"Nike employs the precise Tow Tank test, and in the process has set new swim-test standards. 'We take a precisely calibrated mannequin form,' says Matt Nordstrom, Swift Swim Designer, 'and drag it through
water. There are a lot of factors to determine a fast suit. Drag is one of them. We wanted to answer the basic question, ‘What’s faster: shaved skin or suit?’ The mannequin gave us a level of consistency that we don’t have using live swimmers, where variables
are harder to control for accurate measure. We learned that the materials we selected were faster than skin as well as competitor’s suits tested.' The Swift Swim suit does not cover a swimmer’s arms, as Nordstrom explains. 'Arms are the main propulsive element in swimming, and one of the few elements out of water.' The Swift Swim suit allows the arms free motion for maximum propulsion.

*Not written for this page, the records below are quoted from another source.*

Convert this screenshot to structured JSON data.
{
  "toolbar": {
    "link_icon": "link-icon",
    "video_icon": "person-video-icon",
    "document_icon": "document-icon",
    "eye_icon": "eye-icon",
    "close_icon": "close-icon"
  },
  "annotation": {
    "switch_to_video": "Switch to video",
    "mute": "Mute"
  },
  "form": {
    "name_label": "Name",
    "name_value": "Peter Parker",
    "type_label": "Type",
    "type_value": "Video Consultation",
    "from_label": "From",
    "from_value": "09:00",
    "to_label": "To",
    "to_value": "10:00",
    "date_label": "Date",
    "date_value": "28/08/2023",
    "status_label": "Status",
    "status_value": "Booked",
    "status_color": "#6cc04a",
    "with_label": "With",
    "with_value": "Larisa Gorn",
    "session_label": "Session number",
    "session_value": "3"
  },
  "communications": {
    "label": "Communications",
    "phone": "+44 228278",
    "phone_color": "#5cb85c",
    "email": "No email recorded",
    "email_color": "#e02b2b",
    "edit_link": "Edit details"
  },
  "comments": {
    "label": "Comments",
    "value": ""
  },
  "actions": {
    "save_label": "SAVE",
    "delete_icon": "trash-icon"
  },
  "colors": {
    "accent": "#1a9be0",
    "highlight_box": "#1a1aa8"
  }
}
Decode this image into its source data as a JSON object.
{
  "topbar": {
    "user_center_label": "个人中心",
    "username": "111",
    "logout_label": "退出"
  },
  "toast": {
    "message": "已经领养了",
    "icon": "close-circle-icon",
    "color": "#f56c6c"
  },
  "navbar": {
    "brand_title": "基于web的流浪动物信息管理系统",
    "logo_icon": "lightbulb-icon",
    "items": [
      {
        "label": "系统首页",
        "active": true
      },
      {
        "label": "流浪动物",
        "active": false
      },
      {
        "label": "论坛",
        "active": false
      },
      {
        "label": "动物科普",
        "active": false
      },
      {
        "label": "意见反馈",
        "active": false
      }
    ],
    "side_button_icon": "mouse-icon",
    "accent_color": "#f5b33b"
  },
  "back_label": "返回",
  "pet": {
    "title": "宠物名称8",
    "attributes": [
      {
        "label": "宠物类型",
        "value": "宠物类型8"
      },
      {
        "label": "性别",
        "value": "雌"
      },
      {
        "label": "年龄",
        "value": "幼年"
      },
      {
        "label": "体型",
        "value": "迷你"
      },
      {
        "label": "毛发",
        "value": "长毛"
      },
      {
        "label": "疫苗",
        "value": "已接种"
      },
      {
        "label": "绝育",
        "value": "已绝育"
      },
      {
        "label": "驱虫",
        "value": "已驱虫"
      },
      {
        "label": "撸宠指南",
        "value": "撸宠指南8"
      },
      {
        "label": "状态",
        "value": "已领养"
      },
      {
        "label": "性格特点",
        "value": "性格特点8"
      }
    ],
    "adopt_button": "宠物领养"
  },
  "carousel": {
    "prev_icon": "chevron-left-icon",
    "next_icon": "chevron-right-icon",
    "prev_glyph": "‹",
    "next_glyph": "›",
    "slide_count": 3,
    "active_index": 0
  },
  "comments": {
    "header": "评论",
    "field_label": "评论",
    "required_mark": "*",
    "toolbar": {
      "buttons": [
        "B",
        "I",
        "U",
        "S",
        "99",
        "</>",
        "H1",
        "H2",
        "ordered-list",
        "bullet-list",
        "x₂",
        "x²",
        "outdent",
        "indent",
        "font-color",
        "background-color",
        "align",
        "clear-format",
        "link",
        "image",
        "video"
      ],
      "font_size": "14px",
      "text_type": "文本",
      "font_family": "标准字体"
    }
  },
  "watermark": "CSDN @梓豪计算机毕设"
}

"Swift Swim has intricate seaming details, as seams have a large effect on body flow. Seams that run diagonally, for example, create drag. 'The goal of our suits,' says Nordstrom, 'is to create a profile of water over the suit that’s as clean as possible, reducing or eliminating seams, aligned with flow. The transition of skin to suit is as smooth as possible, using Nike No Sew fabric technology. We were very conscious of seam direction and placement.'
"Project Swift performed dry and wet fit sessions and additional testing with a host of world-class swimmers, including Sydney gold medalist Pieter van den Hoogenband of The Netherlands, US swimmers Jason Lezak, Haley Cope, and Kristy Kowal, and the University of Arizona swim team. Says Nordstrom, 'We rely on their in-pool perceptions of the Swift Swim suit.' All gave the suit high marks for speed, fit and performance.
The initial Swift Swim line will include three styles for women and four styles for men, in three colorways: USA, Dutch and Nike Global. Because of exacting body fit and ergonomic considerations, the women’s and men’s suits were designed independently of each other, to take into account different physical characteristics and fit.